Having a large, productive kitchen garden means being able to offer your guests fresh, locally grown vegetables every day.
Every year, the vegetable garden at Rocca delle Tre Contrade expands a little, to increase the quantity and variety of crops: there are courgettes, aubergines, onions, pumpkins, 5-6 types of tomatoes, green-leaf vegetables, beets, peas, broad beans, artichokes.
Seasonality is an important element that dictates what will be on the menu on any given day and is occasionally circumvented by freezing vegetables for use at a later date: why would you ever give up Dora’s excellent risotto primavera even when the temperatures are decidedly summery?

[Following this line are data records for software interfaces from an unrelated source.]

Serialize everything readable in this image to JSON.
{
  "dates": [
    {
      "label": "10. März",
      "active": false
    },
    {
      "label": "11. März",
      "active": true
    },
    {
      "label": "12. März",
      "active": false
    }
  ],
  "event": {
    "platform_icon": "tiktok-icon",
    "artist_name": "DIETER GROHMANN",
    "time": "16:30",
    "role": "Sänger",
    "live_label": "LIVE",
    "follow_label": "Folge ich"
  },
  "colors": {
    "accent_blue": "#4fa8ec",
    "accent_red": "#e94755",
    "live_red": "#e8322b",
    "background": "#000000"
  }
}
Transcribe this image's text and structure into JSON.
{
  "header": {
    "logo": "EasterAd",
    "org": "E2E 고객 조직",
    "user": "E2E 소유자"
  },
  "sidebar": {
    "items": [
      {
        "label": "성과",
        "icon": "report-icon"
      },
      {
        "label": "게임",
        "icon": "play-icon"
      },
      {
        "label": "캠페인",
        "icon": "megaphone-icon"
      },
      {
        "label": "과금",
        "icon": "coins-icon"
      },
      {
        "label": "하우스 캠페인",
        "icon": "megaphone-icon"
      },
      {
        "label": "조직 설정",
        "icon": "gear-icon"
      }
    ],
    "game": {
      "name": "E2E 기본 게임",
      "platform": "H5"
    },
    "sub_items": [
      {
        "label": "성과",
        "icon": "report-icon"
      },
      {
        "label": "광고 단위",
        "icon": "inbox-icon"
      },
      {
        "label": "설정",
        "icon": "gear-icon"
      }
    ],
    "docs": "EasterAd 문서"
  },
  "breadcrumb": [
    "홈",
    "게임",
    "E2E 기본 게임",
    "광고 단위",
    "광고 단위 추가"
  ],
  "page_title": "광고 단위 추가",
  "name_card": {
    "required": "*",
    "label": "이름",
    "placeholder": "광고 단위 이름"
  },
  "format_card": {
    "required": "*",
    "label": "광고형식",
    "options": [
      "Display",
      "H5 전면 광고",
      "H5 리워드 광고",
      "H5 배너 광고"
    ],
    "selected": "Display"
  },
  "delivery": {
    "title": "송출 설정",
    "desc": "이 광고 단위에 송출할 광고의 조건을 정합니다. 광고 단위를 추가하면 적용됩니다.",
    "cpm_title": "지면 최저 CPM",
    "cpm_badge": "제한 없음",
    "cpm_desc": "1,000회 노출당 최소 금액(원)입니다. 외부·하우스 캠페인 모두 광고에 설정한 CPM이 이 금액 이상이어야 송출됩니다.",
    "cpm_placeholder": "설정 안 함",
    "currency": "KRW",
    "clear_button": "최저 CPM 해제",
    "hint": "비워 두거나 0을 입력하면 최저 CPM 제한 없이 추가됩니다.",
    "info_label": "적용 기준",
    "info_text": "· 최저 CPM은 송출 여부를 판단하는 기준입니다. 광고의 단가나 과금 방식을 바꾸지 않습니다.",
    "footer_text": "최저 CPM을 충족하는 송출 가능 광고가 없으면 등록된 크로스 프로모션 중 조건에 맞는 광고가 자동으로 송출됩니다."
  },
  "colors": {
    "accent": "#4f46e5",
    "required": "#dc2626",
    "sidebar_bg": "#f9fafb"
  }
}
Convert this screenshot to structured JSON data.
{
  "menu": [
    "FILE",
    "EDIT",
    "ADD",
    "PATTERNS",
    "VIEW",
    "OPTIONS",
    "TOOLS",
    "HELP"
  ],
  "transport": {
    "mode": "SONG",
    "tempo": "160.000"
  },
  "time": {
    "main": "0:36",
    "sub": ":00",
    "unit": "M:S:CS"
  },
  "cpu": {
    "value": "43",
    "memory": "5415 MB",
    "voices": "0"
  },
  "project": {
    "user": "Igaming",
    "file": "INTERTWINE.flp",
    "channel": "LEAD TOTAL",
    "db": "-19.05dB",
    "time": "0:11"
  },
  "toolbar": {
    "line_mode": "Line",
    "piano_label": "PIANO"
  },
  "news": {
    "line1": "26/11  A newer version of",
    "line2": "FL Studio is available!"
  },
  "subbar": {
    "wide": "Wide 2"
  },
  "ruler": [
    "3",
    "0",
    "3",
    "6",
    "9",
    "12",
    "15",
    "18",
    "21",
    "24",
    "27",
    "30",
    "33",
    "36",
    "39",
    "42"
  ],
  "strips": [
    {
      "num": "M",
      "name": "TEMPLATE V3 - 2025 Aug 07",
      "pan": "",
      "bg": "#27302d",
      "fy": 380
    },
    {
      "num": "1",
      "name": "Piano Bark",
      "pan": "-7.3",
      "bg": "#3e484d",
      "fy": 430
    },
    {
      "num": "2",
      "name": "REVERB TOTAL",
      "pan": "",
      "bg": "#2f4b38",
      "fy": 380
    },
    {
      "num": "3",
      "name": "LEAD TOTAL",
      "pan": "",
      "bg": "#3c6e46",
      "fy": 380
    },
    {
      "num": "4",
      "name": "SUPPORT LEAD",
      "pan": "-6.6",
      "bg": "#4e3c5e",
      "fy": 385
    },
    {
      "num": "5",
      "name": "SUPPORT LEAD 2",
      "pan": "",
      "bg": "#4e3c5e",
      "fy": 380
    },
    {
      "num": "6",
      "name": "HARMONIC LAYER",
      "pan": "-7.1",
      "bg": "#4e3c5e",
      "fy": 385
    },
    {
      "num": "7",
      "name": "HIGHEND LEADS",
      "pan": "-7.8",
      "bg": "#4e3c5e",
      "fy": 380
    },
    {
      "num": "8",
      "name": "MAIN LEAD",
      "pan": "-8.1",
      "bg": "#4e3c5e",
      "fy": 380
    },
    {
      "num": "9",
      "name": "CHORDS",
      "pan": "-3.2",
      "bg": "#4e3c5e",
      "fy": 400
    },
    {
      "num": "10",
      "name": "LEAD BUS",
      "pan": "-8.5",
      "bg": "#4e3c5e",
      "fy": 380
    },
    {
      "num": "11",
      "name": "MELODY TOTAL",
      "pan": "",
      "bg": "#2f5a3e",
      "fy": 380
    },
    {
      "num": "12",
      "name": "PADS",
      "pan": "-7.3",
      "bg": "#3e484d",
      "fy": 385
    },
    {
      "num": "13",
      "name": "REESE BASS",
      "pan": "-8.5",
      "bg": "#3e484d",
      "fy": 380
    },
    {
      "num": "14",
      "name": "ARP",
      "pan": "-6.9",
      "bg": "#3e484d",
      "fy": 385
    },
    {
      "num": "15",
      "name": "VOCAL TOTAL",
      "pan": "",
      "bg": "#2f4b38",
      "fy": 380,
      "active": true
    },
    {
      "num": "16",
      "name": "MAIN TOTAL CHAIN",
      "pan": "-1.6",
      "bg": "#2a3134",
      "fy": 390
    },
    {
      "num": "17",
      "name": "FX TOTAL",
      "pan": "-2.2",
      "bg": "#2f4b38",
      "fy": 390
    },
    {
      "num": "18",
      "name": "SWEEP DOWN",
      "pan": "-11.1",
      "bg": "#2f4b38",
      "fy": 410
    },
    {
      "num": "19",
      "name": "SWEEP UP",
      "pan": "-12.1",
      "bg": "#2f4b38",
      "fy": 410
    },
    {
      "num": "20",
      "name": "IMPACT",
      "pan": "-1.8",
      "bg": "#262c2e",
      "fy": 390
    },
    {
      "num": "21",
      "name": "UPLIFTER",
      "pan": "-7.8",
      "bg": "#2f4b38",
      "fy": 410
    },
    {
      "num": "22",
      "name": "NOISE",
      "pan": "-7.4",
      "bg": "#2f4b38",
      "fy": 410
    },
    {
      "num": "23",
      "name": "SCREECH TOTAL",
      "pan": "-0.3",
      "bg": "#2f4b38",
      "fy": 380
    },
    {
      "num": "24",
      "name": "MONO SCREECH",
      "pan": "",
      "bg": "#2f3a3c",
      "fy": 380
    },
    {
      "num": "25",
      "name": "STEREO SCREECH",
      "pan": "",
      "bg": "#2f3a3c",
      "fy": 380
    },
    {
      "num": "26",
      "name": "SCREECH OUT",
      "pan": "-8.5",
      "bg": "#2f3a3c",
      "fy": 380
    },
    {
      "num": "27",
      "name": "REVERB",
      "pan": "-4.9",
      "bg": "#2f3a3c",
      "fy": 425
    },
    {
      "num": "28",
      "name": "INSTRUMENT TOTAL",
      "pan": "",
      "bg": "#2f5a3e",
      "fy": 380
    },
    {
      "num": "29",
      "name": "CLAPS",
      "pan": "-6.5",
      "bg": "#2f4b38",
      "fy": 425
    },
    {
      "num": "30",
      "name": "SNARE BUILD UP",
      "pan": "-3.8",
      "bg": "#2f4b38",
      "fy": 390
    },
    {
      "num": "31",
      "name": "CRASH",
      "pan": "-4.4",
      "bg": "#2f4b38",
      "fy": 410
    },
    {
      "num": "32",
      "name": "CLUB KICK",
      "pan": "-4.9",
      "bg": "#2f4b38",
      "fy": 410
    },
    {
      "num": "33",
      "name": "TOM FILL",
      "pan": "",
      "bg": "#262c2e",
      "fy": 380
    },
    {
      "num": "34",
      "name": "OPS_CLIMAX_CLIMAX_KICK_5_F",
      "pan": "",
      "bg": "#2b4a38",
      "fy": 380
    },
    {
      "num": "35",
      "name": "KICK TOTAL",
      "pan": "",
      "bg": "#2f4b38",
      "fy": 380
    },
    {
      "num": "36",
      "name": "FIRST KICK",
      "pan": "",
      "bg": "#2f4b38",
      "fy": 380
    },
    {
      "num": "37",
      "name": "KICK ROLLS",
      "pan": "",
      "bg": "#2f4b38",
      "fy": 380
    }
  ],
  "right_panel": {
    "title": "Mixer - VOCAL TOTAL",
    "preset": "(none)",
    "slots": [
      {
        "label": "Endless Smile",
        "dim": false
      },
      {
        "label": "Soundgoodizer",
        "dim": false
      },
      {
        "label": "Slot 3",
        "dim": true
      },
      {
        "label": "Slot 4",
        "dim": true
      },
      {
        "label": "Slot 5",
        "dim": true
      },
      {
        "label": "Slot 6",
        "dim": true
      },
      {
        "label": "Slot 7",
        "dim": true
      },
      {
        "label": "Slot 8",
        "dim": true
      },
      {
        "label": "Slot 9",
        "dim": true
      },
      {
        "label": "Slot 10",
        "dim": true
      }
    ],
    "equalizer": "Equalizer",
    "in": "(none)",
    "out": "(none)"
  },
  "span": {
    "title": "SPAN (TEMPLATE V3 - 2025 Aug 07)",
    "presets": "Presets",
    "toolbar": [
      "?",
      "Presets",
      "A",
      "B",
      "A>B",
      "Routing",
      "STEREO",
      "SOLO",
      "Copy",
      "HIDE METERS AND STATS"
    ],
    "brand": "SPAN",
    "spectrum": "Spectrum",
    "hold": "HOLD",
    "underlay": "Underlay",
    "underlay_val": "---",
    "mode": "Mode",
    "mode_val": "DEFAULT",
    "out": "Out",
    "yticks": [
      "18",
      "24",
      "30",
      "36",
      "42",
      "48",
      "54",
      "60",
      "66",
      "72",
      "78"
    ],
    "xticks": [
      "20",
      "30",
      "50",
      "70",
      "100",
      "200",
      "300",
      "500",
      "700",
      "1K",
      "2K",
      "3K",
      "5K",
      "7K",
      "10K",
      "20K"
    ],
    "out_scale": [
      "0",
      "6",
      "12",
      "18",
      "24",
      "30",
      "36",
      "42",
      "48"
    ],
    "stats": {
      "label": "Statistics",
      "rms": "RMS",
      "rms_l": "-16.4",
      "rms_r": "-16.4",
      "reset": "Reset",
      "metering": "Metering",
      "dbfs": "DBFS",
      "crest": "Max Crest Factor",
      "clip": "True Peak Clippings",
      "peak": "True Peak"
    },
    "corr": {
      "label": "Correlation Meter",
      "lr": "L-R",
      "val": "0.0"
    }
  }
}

The garden of Rocca delle Contrade is constantly changing: like the interior of the villa, it has not been over-planned, precisely to create the feeling of something that has been there for a long time, that has grown and developed naturally, without being forced.
With more than 500 rose plants and many varieties of flowers, the table decorations are always different, as are those for dishes and desserts (roses, for example, are edible).
Most of the plants are those of the Mediterranean maquis shrublands, which are very hardy and do not need watering.
Such rich and generous soil also plays host to many wild herbs, which Dora uses for the recipes she proposes to her guests: the common sowthistle, wild fennel, the Mediterranean cabbage, known locally as “caliceddi”, cat’s ears that the locals call “cosc`î vecchia”, are precious and tasty ingredients of her cuisine.
Using wild herbs for cooking is an ancient art that requires experience and attention: there are more than two hundred edible types, but recognising them is not always easy.
Dora knows exactly which ones to forage and how to use them to make the most of their flavour and nutritional properties, creating tasty, traditional, and original dishes.
Taking care of a garden, of a house, of a guest, is a task that Jon, Dora, the gardeners, and the people who make Rocca delle Tre Contrade a unique place perform with passion and dedication: every plant is followed in its growth, every corner of the villa is cared for down to the smallest detail, every person is listened to, pampered and looked after as if they were part of the family.